As you evaluate your requirements and build out your organization, you'll find some processes that can be automated through the use of a workflow. Workflows are automated responses that execute predefined actions when a set of criteria on the rule is met.
For example, you can set up a workflow rule that sends a Welcome email whenever you have a new customer. Or you could have a workflow populate a field based on a set of conditions, such as a discount based on the size of an order. You can even use workflow to set off a complex series of coded procedures in the database. Workflow rules are powerful, and yet easy to create.
To set up workflow rules, you first create evaluation criteria specifying when the rule should run. After this you create filter logic for the rule criteria so that the workflow rule will only run an action in the specific instances you want. Similar to formula fields, you can add logic around multiple fields of different types, and then add advanced logic filters to string the criteria together.
You can configure workflow actions to execute immediately when a record meets the conditions in your workflow rule, or set time triggers that execute the workflow actions on a specific day. A workflow action is an email alert, field update, outbound message, or task that fires when the conditions of a workflow rule are met. You can specify one or multiple workflow actions for any given workflow rule.
Visual workflow, also known as flow, is a workflow that has the potential for different outcomes and is dependant on human interaction to progress within the flow. The differences between flow and workflow are first apparent when comparing what the two look like during creation. Workflow is a wizard for setting up configurations for your procedure, and flow is a design tool with drag and drop components to make a dynamic flow chart.
While workflows always follow the same protocol (when a criteria is met run its associated action), flow has conditional statements that could evoke a completely different set of actions based off of a choice within the decision tree. Flow, like workflow, will run associated actions after cues from the end user, but it extends workflow by also being able to redirect the user and respond with varying actions.
In addition to workflow rules, Force.com has approval processes to extend workflow functionality and allow users to approve records while maintaining an audit trail on the approval history. When defining an approval process, you specify who must approve the record and in what order the approval flow must go. You can setup initial actions, actions on individual steps, and actions for after the record has been fully approved or rejected.
Setting up an approval process is very similar to workflow. First you setup your entry criteria, which defines when to fire the approval process. Then you select who will need to approve the record or set of records after the approval process starts. A set of actions will execute both when the approval fires and when it finishes, and you can define those actions from the setup. Just like workflow actions, approval processes can send an email alert or outbound message, update a field, or create a task.

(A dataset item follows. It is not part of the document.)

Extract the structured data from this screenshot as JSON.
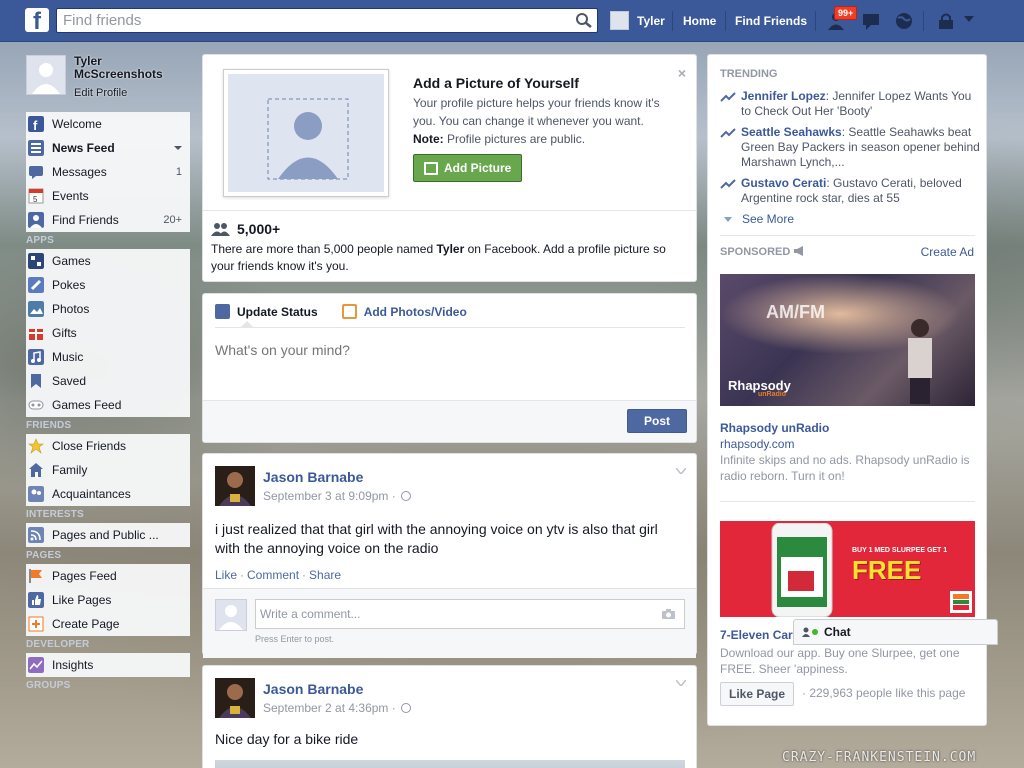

Approval processes fire off of a single record, and as such can also be tracked in the approval history related list on that record's detail page. Each process has an audit trail that shows you where in the approval process the record is and when an approval has been approved or rejected.
There are several manual processes that can be automated using the business logic point-and-click tools. First, in regards to data entry, you can configure automatic calculation updates on your data through use of formula fields or roll-up summaries. If you have actions that need to happen after changes are made within your organization, a workflow, flow, or approval process might be the solution for you.
Using these resources to build out the functionality of your org can increase the efficiency of your applications as well as ensure the effectiveness of the overall system. Automated business logic eliminates the potential of manual calculation/entry error and provides an audit trail of the different processes so you can track when things were done or what part of the process they are in.